**Task**
What lines in the records below hold the string "name"? Please show them.
____ Source material
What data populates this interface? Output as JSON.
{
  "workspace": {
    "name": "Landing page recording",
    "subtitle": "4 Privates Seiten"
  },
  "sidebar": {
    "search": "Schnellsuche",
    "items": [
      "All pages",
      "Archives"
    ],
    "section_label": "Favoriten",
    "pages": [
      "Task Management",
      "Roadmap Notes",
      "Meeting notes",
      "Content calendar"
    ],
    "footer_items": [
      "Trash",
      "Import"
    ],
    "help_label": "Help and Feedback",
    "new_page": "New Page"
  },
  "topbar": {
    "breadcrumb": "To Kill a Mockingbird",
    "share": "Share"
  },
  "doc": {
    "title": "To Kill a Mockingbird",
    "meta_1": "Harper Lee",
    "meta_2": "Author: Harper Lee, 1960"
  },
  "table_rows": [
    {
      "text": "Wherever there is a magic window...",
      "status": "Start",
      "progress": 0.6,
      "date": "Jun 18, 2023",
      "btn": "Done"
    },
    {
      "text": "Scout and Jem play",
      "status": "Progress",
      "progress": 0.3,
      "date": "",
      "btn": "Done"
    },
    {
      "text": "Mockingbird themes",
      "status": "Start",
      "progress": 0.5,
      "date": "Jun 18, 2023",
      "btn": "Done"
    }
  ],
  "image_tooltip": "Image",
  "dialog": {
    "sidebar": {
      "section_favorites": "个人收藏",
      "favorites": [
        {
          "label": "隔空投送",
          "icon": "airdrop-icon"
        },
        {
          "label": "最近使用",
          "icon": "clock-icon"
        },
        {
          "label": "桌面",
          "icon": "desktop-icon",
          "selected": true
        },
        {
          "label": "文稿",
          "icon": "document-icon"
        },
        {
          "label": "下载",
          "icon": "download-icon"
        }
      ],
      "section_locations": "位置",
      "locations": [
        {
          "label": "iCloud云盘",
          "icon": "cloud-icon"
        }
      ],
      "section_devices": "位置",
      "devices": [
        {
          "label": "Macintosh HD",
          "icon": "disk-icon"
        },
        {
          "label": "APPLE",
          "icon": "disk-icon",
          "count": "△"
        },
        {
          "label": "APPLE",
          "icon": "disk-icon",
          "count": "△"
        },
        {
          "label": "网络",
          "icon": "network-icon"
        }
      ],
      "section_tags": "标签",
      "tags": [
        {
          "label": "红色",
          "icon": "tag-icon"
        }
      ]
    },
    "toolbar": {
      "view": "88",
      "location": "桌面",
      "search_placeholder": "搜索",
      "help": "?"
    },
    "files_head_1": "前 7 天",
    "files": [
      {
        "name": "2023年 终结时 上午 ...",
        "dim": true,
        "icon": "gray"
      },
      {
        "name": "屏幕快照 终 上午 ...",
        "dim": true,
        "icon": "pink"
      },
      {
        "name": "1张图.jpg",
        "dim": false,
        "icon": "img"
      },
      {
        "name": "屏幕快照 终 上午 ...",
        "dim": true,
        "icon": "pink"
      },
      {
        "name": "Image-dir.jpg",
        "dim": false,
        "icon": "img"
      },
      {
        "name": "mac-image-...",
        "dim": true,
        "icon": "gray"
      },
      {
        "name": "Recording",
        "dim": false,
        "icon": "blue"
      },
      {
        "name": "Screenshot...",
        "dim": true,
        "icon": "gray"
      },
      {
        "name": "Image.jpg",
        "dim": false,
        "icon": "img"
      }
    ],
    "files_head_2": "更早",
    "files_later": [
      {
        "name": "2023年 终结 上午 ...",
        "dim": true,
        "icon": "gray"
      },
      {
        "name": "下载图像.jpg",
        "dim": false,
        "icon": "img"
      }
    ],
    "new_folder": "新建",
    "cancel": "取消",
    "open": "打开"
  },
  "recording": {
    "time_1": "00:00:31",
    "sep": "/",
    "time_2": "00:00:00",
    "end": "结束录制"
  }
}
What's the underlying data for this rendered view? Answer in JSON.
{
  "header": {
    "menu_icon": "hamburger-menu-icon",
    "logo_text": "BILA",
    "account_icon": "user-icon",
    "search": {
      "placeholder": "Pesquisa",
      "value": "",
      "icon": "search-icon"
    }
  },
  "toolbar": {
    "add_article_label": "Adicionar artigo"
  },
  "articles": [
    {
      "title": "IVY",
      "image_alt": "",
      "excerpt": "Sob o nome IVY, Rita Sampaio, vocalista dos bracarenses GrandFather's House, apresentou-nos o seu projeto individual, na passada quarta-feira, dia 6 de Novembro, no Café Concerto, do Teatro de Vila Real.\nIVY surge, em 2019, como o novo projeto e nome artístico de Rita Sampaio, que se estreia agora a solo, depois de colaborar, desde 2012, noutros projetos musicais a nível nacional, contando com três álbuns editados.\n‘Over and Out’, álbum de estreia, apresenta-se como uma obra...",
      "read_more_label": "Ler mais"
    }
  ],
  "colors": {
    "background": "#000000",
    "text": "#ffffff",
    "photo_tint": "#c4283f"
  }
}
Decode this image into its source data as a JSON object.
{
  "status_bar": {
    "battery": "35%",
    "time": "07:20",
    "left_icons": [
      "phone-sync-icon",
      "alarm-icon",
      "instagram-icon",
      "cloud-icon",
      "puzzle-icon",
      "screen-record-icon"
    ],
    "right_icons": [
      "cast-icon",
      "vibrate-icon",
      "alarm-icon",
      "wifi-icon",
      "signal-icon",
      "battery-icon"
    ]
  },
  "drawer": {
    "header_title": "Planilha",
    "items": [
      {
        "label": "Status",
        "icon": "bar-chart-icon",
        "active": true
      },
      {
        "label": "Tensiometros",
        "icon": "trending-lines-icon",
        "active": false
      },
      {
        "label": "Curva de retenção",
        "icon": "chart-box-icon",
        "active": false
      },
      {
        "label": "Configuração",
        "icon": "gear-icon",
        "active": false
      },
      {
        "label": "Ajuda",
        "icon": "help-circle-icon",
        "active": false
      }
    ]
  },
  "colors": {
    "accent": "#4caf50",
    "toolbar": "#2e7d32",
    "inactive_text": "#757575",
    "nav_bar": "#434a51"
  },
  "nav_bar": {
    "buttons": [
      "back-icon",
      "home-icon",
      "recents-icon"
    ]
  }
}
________
**Your response**
    "name": "Landing page recording",
        "name": "2023年 终结时 上午 ...",
        "name": "屏幕快照 终 上午 ...",
        "name": "1张图.jpg",
        "name": "屏幕快照 终 上午 ...",
        "name": "Image-dir.jpg",
        "name": "mac-image-...",
        "name": "Recording",
        "name": "Screenshot...",
        "name": "Image.jpg",
        "name": "2023年 终结 上午 ...",
        "name": "下载图像.jpg",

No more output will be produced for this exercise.